Under Artsimovich’s directorship of the scientific section of the I. V. Kurchatov Institute of Atomic Energy, large and complex plants for continuation of this research were built. At plants of the “Tokamak” (an acronym of “toroid camera with magnetic field”) type, Artsimovich and his students achieved important results; in particular the lifetime of high-temperature plasma was sharply increased. This research culminated in a thermonuclear reaction, which strengthened the Soviet position in this field of physics.
In 1930 Artsimovich began teaching at the Leningrad Polytechnical Institute, and later he lectured at Leningrad University. After the war, he taught atomic and nuclear physics at the Moscow Physical-Engineering Institute and at Moscow State University. In 1946 Artsimovich became corresponding member, and in 1953 active member, of the Academy of Sciences of the U.S.S.R.; from 1957 he was academician-secretary of the section of general physics and astronomy. He was also a member of its Presidium and chairman of the National Committee of Soviet Physicists. Artsimovich was awarded the State Prize in 1953 and the Lenin Prize in 1958; was awarded the title Hero of Socialist Labor; and received six orders. He was honorary member of many foreign academies, and as a member of the Standing International Committee of the Pugwash Movement he made a great contribution to the fight of scientists for peace and disarmament.
I. Original Works. Artsimovich’ writings include Upravlyaemye termoyadernve reaktsii (R “Controlled Thermonuclear Reactions”; Moscow, 1961); Shturm termoyadernogo sinteza (“Assault on the Thermomuclear Synthesis”; Moscow, 1962); Eksperimentalnye issledovsnia na ustanovakakh Tokamak (“Experimental Research at ’Tokamak’ Plants”; Moscow, 1968), written with G.A. Bobrovsky, E.P. Gorbunov, et al,; Elementanaya fizika plazmy (“Elementary Plasma Physics”), 3rd ed. (Moscow, 1969), also in English trans. (New York, 1965); Zamknutye chastits v elektricheskom i magnitom polyakh (“Closed Plasma Configurations”; Moscow, 1969); and Dvizhenie zaryazhennykh chastits v elektricheskom i magnitom polyakh (“Motion of Charged Particles in Electric and Magnetic Fields”; Moscow, 1972), written with S.Y. Lukyanov.

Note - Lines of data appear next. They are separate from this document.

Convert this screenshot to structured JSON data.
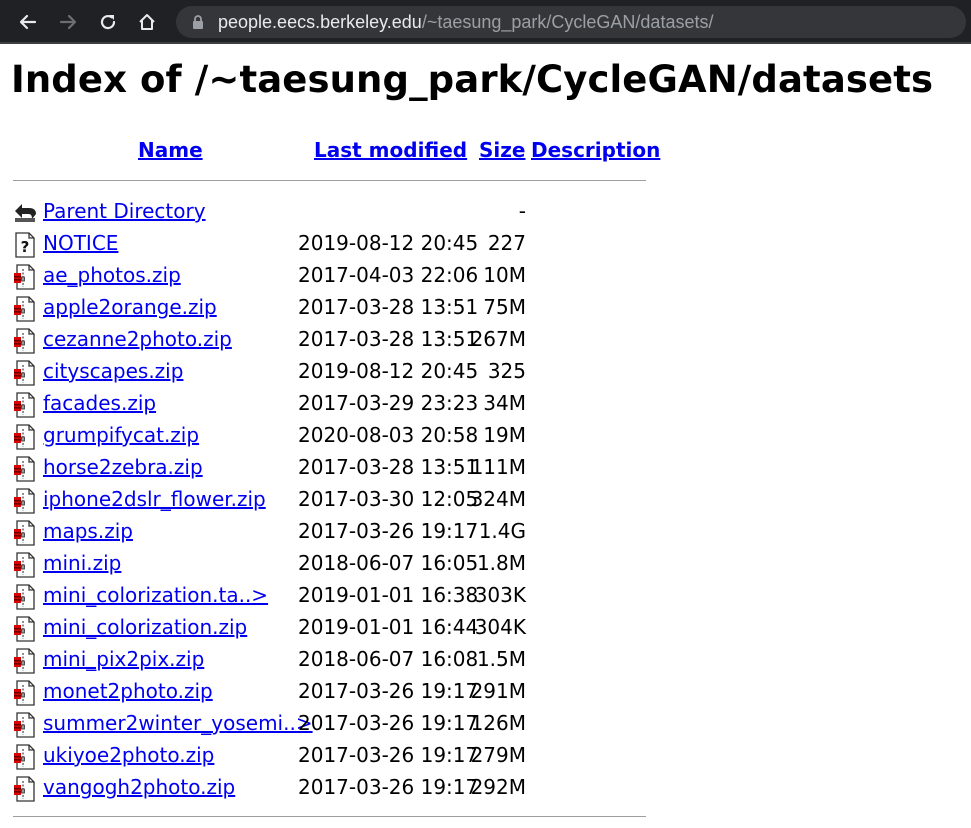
{
  "browser": {
    "back_icon": "arrow-left-icon",
    "forward_icon": "arrow-right-icon",
    "reload_icon": "reload-icon",
    "home_icon": "home-icon",
    "url_host": "people.eecs.berkeley.edu",
    "url_path": "/~taesung_park/CycleGAN/datasets/"
  },
  "page": {
    "title": "Index of /~taesung_park/CycleGAN/datasets"
  },
  "columns": {
    "name": "Name",
    "last_modified": "Last modified",
    "size": "Size",
    "description": "Description"
  },
  "entries": [
    {
      "name": "Parent Directory",
      "date": "",
      "size": "-",
      "icon": "parent-directory-icon"
    },
    {
      "name": "NOTICE",
      "date": "2019-08-12 20:45",
      "size": "227",
      "icon": "unknown-file-icon"
    },
    {
      "name": "ae_photos.zip",
      "date": "2017-04-03 22:06",
      "size": "10M",
      "icon": "compressed-file-icon"
    },
    {
      "name": "apple2orange.zip",
      "date": "2017-03-28 13:51",
      "size": "75M",
      "icon": "compressed-file-icon"
    },
    {
      "name": "cezanne2photo.zip",
      "date": "2017-03-28 13:51",
      "size": "267M",
      "icon": "compressed-file-icon"
    },
    {
      "name": "cityscapes.zip",
      "date": "2019-08-12 20:45",
      "size": "325",
      "icon": "compressed-file-icon"
    },
    {
      "name": "facades.zip",
      "date": "2017-03-29 23:23",
      "size": "34M",
      "icon": "compressed-file-icon"
    },
    {
      "name": "grumpifycat.zip",
      "date": "2020-08-03 20:58",
      "size": "19M",
      "icon": "compressed-file-icon"
    },
    {
      "name": "horse2zebra.zip",
      "date": "2017-03-28 13:51",
      "size": "111M",
      "icon": "compressed-file-icon"
    },
    {
      "name": "iphone2dslr_flower.zip",
      "date": "2017-03-30 12:05",
      "size": "324M",
      "icon": "compressed-file-icon"
    },
    {
      "name": "maps.zip",
      "date": "2017-03-26 19:17",
      "size": "1.4G",
      "icon": "compressed-file-icon"
    },
    {
      "name": "mini.zip",
      "date": "2018-06-07 16:05",
      "size": "1.8M",
      "icon": "compressed-file-icon"
    },
    {
      "name": "mini_colorization.ta..>",
      "date": "2019-01-01 16:38",
      "size": "303K",
      "icon": "compressed-file-icon"
    },
    {
      "name": "mini_colorization.zip",
      "date": "2019-01-01 16:44",
      "size": "304K",
      "icon": "compressed-file-icon"
    },
    {
      "name": "mini_pix2pix.zip",
      "date": "2018-06-07 16:08",
      "size": "1.5M",
      "icon": "compressed-file-icon"
    },
    {
      "name": "monet2photo.zip",
      "date": "2017-03-26 19:17",
      "size": "291M",
      "icon": "compressed-file-icon"
    },
    {
      "name": "summer2winter_yosemi..>",
      "date": "2017-03-26 19:17",
      "size": "126M",
      "icon": "compressed-file-icon"
    },
    {
      "name": "ukiyoe2photo.zip",
      "date": "2017-03-26 19:17",
      "size": "279M",
      "icon": "compressed-file-icon"
    },
    {
      "name": "vangogh2photo.zip",
      "date": "2017-03-26 19:17",
      "size": "292M",
      "icon": "compressed-file-icon"
    }
  ],
  "colors": {
    "link": "#0000ee",
    "browser_bar": "#202124",
    "omnibox": "#35363a"
  }
}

II. Secondary Literature. There is a biography in Great Soviet Encyclopedia, II (1976), 384. See also A. I. Alikhanov, “Lev Andreevich Artsimovich (k 50-letiyu so dnya rozhdenia)” (“…Artsimovich [for His FIftieth Birthday]”), in Uspekhi fizicheskikh nauk, 67 , no. 2 (1959), 367-369, with portrait and selected bibliography.
J. G. Dorfman